● WORK TASK:
Repeat every entry below exactly.

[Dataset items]
*** Block opens ***
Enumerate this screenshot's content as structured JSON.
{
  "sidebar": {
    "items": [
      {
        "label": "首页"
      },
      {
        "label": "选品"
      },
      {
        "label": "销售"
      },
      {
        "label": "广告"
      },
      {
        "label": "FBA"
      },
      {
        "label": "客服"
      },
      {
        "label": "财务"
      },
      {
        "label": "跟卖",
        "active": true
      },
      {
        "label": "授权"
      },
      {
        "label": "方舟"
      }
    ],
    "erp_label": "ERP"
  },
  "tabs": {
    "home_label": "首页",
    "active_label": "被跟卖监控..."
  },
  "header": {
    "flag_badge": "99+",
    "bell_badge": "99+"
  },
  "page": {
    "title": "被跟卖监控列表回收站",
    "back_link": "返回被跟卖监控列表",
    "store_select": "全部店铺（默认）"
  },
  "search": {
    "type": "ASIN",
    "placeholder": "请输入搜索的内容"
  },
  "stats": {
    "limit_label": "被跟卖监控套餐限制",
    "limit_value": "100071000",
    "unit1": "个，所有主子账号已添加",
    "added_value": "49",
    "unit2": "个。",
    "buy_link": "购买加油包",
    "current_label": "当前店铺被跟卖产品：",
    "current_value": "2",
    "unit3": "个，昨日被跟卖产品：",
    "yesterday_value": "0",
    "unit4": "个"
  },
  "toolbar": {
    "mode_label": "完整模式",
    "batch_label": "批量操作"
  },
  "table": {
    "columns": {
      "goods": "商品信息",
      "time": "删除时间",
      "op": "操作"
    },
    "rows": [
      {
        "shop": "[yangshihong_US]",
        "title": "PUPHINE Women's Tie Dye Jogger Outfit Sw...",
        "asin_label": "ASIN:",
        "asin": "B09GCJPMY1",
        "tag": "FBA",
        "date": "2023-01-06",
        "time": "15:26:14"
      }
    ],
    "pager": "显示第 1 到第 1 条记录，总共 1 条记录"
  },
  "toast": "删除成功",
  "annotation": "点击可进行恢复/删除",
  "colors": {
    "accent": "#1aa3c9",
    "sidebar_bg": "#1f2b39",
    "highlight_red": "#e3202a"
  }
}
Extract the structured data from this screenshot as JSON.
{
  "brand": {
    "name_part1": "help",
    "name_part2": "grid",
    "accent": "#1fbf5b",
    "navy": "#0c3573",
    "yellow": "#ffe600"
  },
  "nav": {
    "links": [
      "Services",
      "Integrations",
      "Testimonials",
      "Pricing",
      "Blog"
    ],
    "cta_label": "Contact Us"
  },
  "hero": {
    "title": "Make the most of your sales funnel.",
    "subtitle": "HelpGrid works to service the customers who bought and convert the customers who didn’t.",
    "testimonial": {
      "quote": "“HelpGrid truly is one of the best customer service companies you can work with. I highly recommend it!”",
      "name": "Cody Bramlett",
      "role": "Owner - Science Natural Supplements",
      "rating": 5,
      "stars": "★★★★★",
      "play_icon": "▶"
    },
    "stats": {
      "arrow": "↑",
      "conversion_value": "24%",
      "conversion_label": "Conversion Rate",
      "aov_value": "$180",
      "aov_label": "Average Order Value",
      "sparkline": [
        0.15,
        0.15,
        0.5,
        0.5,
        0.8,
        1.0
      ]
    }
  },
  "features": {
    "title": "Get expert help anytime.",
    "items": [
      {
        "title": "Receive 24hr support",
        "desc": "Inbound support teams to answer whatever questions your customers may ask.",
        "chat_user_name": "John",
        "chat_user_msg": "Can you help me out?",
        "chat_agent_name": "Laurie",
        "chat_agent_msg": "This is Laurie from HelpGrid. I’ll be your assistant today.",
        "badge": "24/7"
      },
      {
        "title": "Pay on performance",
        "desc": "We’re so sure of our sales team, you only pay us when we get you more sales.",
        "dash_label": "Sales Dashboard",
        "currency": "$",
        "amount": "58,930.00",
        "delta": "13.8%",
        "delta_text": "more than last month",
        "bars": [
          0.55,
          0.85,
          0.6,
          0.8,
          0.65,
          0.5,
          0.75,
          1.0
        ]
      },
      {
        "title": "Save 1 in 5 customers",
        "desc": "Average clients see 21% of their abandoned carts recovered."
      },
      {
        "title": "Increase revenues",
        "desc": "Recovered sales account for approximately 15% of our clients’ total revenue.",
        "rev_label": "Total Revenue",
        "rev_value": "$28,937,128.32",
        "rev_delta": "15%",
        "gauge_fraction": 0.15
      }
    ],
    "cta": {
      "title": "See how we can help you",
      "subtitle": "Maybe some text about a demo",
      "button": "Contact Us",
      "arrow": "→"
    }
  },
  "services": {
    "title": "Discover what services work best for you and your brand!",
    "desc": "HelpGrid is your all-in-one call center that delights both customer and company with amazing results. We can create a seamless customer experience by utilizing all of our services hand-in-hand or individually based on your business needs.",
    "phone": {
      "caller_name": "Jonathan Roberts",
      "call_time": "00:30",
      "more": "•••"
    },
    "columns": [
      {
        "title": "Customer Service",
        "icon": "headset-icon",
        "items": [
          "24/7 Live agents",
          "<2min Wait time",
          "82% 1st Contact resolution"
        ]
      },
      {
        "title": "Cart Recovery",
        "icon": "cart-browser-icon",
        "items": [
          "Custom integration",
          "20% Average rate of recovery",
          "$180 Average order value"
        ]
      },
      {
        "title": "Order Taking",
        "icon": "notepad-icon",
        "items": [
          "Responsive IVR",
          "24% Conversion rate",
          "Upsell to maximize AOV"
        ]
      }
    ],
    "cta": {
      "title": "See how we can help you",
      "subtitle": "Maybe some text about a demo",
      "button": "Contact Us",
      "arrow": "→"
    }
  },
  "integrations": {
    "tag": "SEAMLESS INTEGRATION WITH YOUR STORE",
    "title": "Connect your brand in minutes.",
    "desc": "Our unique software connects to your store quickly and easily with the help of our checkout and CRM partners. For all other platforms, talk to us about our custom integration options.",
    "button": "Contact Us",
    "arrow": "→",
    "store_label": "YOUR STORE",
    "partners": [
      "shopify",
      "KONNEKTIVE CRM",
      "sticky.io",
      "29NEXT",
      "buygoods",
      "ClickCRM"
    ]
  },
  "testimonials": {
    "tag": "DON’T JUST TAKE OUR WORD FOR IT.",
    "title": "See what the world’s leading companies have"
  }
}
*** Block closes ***
● TASK SOLUTION:
Enumerate this screenshot's content as structured JSON.
{
  "sidebar": {
    "items": [
      {
        "label": "首页"
      },
      {
        "label": "选品"
      },
      {
        "label": "销售"
      },
      {
        "label": "广告"
      },
      {
        "label": "FBA"
      },
      {
        "label": "客服"
      },
      {
        "label": "财务"
      },
      {
        "label": "跟卖",
        "active": true
      },
      {
        "label": "授权"
      },
      {
        "label": "方舟"
      }
    ],
    "erp_label": "ERP"
  },
  "tabs": {
    "home_label": "首页",
    "active_label": "被跟卖监控..."
  },
  "header": {
    "flag_badge": "99+",
    "bell_badge": "99+"
  },
  "page": {
    "title": "被跟卖监控列表回收站",
    "back_link": "返回被跟卖监控列表",
    "store_select": "全部店铺（默认）"
  },
  "search": {
    "type": "ASIN",
    "placeholder": "请输入搜索的内容"
  },
  "stats": {
    "limit_label": "被跟卖监控套餐限制",
    "limit_value": "100071000",
    "unit1": "个，所有主子账号已添加",
    "added_value": "49",
    "unit2": "个。",
    "buy_link": "购买加油包",
    "current_label": "当前店铺被跟卖产品：",
    "current_value": "2",
    "unit3": "个，昨日被跟卖产品：",
    "yesterday_value": "0",
    "unit4": "个"
  },
  "toolbar": {
    "mode_label": "完整模式",
    "batch_label": "批量操作"
  },
  "table": {
    "columns": {
      "goods": "商品信息",
      "time": "删除时间",
      "op": "操作"
    },
    "rows": [
      {
        "shop": "[yangshihong_US]",
        "title": "PUPHINE Women's Tie Dye Jogger Outfit Sw...",
        "asin_label": "ASIN:",
        "asin": "B09GCJPMY1",
        "tag": "FBA",
        "date": "2023-01-06",
        "time": "15:26:14"
      }
    ],
    "pager": "显示第 1 到第 1 条记录，总共 1 条记录"
  },
  "toast": "删除成功",
  "annotation": "点击可进行恢复/删除",
  "colors": {
    "accent": "#1aa3c9",
    "sidebar_bg": "#1f2b39",
    "highlight_red": "#e3202a"
  }
}
Extract the structured data from this screenshot as JSON.
{
  "brand": {
    "name_part1": "help",
    "name_part2": "grid",
    "accent": "#1fbf5b",
    "navy": "#0c3573",
    "yellow": "#ffe600"
  },
  "nav": {
    "links": [
      "Services",
      "Integrations",
      "Testimonials",
      "Pricing",
      "Blog"
    ],
    "cta_label": "Contact Us"
  },
  "hero": {
    "title": "Make the most of your sales funnel.",
    "subtitle": "HelpGrid works to service the customers who bought and convert the customers who didn’t.",
    "testimonial": {
      "quote": "“HelpGrid truly is one of the best customer service companies you can work with. I highly recommend it!”",
      "name": "Cody Bramlett",
      "role": "Owner - Science Natural Supplements",
      "rating": 5,
      "stars": "★★★★★",
      "play_icon": "▶"
    },
    "stats": {
      "arrow": "↑",
      "conversion_value": "24%",
      "conversion_label": "Conversion Rate",
      "aov_value": "$180",
      "aov_label": "Average Order Value",
      "sparkline": [
        0.15,
        0.15,
        0.5,
        0.5,
        0.8,
        1.0
      ]
    }
  },
  "features": {
    "title": "Get expert help anytime.",
    "items": [
      {
        "title": "Receive 24hr support",
        "desc": "Inbound support teams to answer whatever questions your customers may ask.",
        "chat_user_name": "John",
        "chat_user_msg": "Can you help me out?",
        "chat_agent_name": "Laurie",
        "chat_agent_msg": "This is Laurie from HelpGrid. I’ll be your assistant today.",
        "badge": "24/7"
      },
      {
        "title": "Pay on performance",
        "desc": "We’re so sure of our sales team, you only pay us when we get you more sales.",
        "dash_label": "Sales Dashboard",
        "currency": "$",
        "amount": "58,930.00",
        "delta": "13.8%",
        "delta_text": "more than last month",
        "bars": [
          0.55,
          0.85,
          0.6,
          0.8,
          0.65,
          0.5,
          0.75,
          1.0
        ]
      },
      {
        "title": "Save 1 in 5 customers",
        "desc": "Average clients see 21% of their abandoned carts recovered."
      },
      {
        "title": "Increase revenues",
        "desc": "Recovered sales account for approximately 15% of our clients’ total revenue.",
        "rev_label": "Total Revenue",
        "rev_value": "$28,937,128.32",
        "rev_delta": "15%",
        "gauge_fraction": 0.15
      }
    ],
    "cta": {
      "title": "See how we can help you",
      "subtitle": "Maybe some text about a demo",
      "button": "Contact Us",
      "arrow": "→"
    }
  },
  "services": {
    "title": "Discover what services work best for you and your brand!",
    "desc": "HelpGrid is your all-in-one call center that delights both customer and company with amazing results. We can create a seamless customer experience by utilizing all of our services hand-in-hand or individually based on your business needs.",
    "phone": {
      "caller_name": "Jonathan Roberts",
      "call_time": "00:30",
      "more": "•••"
    },
    "columns": [
      {
        "title": "Customer Service",
        "icon": "headset-icon",
        "items": [
          "24/7 Live agents",
          "<2min Wait time",
          "82% 1st Contact resolution"
        ]
      },
      {
        "title": "Cart Recovery",
        "icon": "cart-browser-icon",
        "items": [
          "Custom integration",
          "20% Average rate of recovery",
          "$180 Average order value"
        ]
      },
      {
        "title": "Order Taking",
        "icon": "notepad-icon",
        "items": [
          "Responsive IVR",
          "24% Conversion rate",
          "Upsell to maximize AOV"
        ]
      }
    ],
    "cta": {
      "title": "See how we can help you",
      "subtitle": "Maybe some text about a demo",
      "button": "Contact Us",
      "arrow": "→"
    }
  },
  "integrations": {
    "tag": "SEAMLESS INTEGRATION WITH YOUR STORE",
    "title": "Connect your brand in minutes.",
    "desc": "Our unique software connects to your store quickly and easily with the help of our checkout and CRM partners. For all other platforms, talk to us about our custom integration options.",
    "button": "Contact Us",
    "arrow": "→",
    "store_label": "YOUR STORE",
    "partners": [
      "shopify",
      "KONNEKTIVE CRM",
      "sticky.io",
      "29NEXT",
      "buygoods",
      "ClickCRM"
    ]
  },
  "testimonials": {
    "tag": "DON’T JUST TAKE OUR WORD FOR IT.",
    "title": "See what the world’s leading companies have"
  }
}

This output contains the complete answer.